Graph Limitations

Is This Graph Foolproof?

Before you start saying “this graph doesn’t take into account x, y, z”, you are absolutely right. This method definitely has shortcomings. It’s not bullet-proof.

But it is the best tool available that gives a sense of what rental yields investors are accepting in Auckland.

For completeness, here are some of things to keep in mind:

  • Just because an investor advertises a property for a specific rent on Trade Me, it doesn’t mean that was the final rent.
  • The gross yield calculations are based on OneRoof’s valuation data. That’s not necessarily going to be 100% accurate.
  • We haven’t included what the property types are. For instance the $970k property with a 5.9% yield? That is likely to be a high-yield apartment or boarding house. In other words, don’t expect to get a 5.9% yield if you’re buying a standalone house with a ton of land on the outskirts of Auckland.
  • This gives a snapshot of the market at one point in time. And it only shows the properties available for rent on Trade Me. After a month most of those properties will be tenanted and off the market. So this graph gives a snapshot of the current market, not all properties that are being tenanted across the country.
  • Sometimes only a single room in a property is rented e.g. a single room might be rented for $200 a week in a $2 million house. We’ve removed all instances of this, but there could be the occasional outlier in the data.

While there are no doubt some limitations, we still stand behind this tool as a useful way to get a sense of the sorts of rental yields that real investors are accepting in the current market.

Historic Yields

How Have Yields Changed Over Time?

Alongside current trends, it’s equally interesting to see how rental yields have fared over time.

Auckland yields have been steadily declining, from an average of over 6% in 1993 to less than 3% in 2021.

Now the data in this graph is measured a bit differently to others on this page. This shows the median rent compared with the median house sale price. For the eagle-eyed data nerds out there – yes, this isn’t necessarily the best measure of yield.

But what’s important here is the trend – a slow and steady decline in yields.

The reason for this is that property prices have been increasing in excess of 7% per year, and rents have increased at about 4-5% per year. Since property prices are rising faster than rents, yields have declined.

This is important because investors need to be cautious when reading older blogs, articles and books that mention specific target yields. What was a realistic yield 5 years ago may be totally unachievable in today’s market.

Other Tools

Other Tools At Your Disposal

This graph is a great initial indicator for what yields other investors are accepting in your district of interest.

But once you get down to looking at a single property you are interested in, you’re going to want a more specific answer to your yield queries.

For a more comprehensive look at the Return On Investment (ROI) of the property you’re looking into, use these free tools:

Use this handy spreadsheet to measure the amount of return on investment versus the cost of that investment.
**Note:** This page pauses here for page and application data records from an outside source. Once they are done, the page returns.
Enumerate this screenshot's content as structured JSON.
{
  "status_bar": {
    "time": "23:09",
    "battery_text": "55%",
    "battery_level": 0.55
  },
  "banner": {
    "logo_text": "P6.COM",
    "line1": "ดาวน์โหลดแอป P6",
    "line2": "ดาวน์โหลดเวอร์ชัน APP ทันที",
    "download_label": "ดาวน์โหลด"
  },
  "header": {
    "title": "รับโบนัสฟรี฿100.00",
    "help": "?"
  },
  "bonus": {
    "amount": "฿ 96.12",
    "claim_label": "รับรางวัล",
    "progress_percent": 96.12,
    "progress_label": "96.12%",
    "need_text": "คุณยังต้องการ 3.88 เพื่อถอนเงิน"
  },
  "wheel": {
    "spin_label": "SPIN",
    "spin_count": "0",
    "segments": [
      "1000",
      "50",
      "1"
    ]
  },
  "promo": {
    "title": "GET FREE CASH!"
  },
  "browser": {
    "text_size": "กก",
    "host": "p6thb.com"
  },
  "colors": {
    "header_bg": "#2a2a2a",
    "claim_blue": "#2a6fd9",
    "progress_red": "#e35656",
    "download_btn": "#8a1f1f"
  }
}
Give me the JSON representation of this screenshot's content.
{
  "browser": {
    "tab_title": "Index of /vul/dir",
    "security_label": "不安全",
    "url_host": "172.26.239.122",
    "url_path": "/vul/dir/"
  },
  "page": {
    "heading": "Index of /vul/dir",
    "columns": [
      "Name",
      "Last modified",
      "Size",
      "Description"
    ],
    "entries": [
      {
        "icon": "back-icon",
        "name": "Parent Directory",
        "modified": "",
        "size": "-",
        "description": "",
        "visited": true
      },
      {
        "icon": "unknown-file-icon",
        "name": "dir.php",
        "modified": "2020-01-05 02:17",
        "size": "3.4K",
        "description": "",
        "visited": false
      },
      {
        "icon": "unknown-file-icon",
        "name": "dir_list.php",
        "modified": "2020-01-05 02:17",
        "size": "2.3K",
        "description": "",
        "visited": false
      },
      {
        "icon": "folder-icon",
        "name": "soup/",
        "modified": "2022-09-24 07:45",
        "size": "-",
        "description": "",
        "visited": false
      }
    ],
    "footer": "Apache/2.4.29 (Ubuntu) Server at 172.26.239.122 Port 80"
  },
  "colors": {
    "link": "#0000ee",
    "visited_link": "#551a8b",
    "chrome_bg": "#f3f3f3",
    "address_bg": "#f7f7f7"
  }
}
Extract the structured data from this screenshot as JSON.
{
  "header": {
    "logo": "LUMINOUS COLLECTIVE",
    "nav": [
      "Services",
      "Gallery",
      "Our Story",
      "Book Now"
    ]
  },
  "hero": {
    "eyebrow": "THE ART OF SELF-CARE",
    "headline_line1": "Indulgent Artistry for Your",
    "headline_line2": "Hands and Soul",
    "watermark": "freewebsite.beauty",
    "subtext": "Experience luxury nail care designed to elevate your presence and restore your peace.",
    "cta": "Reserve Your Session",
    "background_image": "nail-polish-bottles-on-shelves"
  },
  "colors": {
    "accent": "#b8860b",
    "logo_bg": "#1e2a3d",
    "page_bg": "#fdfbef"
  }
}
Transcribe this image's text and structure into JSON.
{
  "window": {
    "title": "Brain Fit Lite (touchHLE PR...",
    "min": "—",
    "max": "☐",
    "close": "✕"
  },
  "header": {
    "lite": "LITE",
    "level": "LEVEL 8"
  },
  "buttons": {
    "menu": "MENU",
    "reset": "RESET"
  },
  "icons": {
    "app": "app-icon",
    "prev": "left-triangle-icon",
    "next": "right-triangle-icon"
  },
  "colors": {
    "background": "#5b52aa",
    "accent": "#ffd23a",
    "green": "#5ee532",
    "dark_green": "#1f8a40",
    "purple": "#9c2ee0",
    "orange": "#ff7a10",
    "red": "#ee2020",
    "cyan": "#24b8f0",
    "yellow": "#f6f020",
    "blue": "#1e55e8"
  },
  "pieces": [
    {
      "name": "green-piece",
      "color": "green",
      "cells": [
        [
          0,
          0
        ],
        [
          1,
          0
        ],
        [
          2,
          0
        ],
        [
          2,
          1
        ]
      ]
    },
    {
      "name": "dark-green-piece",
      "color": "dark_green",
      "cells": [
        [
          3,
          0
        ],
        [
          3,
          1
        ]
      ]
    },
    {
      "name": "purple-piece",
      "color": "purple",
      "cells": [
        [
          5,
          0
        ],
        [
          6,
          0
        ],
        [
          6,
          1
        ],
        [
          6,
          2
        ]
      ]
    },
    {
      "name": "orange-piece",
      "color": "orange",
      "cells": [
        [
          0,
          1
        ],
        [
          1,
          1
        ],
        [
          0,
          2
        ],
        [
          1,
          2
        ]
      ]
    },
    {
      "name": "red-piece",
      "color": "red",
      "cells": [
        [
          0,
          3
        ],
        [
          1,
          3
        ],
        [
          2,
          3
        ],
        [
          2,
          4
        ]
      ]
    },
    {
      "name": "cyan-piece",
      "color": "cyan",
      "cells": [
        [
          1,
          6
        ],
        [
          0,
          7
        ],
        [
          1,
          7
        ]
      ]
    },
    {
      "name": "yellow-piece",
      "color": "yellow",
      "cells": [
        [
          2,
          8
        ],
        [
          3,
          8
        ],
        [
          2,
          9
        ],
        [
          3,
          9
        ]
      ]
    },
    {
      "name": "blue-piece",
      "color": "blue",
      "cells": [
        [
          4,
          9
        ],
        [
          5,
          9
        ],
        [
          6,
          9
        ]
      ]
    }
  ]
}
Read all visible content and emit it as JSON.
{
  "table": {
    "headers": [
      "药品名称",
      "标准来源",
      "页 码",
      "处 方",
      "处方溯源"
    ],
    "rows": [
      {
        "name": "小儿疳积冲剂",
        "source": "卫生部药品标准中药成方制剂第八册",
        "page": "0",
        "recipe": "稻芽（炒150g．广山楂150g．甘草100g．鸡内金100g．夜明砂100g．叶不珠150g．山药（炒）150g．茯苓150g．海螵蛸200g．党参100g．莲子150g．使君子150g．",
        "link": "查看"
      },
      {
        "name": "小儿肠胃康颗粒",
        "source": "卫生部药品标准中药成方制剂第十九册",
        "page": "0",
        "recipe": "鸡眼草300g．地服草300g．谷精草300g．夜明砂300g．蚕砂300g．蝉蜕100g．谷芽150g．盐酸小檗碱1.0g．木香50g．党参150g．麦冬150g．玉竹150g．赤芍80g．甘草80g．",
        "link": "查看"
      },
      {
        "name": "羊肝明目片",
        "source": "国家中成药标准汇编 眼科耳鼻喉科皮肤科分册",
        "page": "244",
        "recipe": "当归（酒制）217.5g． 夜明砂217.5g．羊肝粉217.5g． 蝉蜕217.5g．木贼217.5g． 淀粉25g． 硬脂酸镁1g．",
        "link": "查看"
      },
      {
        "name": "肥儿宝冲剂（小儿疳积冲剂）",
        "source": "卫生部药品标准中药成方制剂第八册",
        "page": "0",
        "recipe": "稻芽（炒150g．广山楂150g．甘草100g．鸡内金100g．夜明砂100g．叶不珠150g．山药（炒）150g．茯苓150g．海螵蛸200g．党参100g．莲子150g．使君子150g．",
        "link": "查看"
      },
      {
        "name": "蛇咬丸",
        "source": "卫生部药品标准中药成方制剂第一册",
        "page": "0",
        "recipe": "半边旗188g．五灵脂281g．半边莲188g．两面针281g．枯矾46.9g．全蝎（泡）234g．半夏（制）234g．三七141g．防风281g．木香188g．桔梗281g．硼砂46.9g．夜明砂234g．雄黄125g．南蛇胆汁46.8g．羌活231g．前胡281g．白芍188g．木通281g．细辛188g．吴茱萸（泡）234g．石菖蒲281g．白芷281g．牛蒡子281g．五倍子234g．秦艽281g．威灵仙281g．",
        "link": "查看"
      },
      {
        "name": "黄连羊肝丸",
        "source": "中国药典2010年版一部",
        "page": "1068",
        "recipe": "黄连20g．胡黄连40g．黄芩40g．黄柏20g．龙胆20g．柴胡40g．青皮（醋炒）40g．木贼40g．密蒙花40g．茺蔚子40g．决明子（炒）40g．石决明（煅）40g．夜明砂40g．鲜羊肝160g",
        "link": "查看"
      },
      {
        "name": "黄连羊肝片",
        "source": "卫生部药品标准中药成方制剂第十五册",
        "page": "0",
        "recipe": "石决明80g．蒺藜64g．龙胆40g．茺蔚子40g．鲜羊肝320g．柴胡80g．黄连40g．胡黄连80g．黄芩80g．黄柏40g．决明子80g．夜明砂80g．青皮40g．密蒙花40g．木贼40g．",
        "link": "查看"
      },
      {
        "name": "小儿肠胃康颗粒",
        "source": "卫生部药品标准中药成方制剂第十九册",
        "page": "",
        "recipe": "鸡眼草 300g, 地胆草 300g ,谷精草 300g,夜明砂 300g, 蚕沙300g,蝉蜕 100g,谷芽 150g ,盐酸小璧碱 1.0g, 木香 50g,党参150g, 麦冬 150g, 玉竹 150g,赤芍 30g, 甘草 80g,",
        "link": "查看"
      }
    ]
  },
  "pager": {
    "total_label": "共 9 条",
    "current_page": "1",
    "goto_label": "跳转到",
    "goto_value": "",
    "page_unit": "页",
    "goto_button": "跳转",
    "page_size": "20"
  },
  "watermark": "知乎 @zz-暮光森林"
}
Head to this page for a more comprehensive dive into the different types of yields (e.g. net and gross), how they are calculated and how this information can best inform you as a property investor.


Final Thoughts?

There’s no way around it, Auckland property prices have been skyrocketing for decades. And while rents have increased, they haven’t kept up.

This has pushed rental yields lower. This is why you will need to prepare yourself for a slightly lower yield if purchasing a rental property in Auckland compared with the rest of the country.

You can use these graphs to get an indication of the sort of rental yield your property could attract. But remember, these graphs are initial indicators, not the be-all and end-all.

Once you find a property you really like, and want to dive into more specific detail, check out our other calculators to help you.

Good luck.

LM b W

Laine Moger

Laine Moger has been a journalist and reporter for the last 6 years. She previously worked for Stuff, The North Shore Times and Radio NZ. She has a Bachelor of Communications (Honours) from Massey University and a Diploma of Journalism from the London School of Journalism.